High-performance evolved packet core signaling and bearer processing on general-purpose processors

Telecommunications service providers are exploring the use of standard high-volume servers to reduce total cost of ownership while at the same time increasing flexibility, service velocity, and scalability of network functions. This article characterizes performance of general-purpose processors – specifically x86 architecture processors – for signaling and bearer processing representative of a wireless carrier’s call model for a Long Term Evolution Evolved Packet Core. A radio access network emulator was used to stimulate an Evolved Packet Core software stack running on an x86 server. The goal was to prove that standard high-volume servers can execute EPC functions per representative market call models, and that workloads can scale across bearer and control plane at line rate without acceleration technologies.

A call model was developed to quantify the performance on Intel® Xeon® Processor based servers using an LTE traffic simulator and a commercial EPC software stack. The traffic models represent bidirectional real-world network traffic during different times of the day.

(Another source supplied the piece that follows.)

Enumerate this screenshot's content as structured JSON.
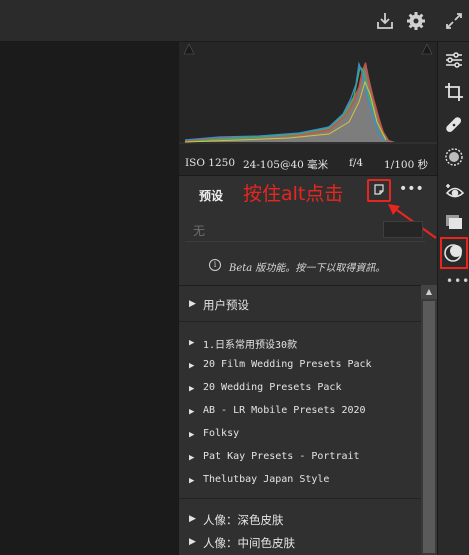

The results were that the test EPC processed control and user plane traffic with 50,000 subscribers with a total payload of 10 Gb/s downlink + 4.8 Gb/s uplink traffic using five cores for the data plane and eight cores for the rest of the system; and the user plane throughput scaled in a single blade environment to 20 Gb/s per socket or 40 Gb/s for a dual socket blade.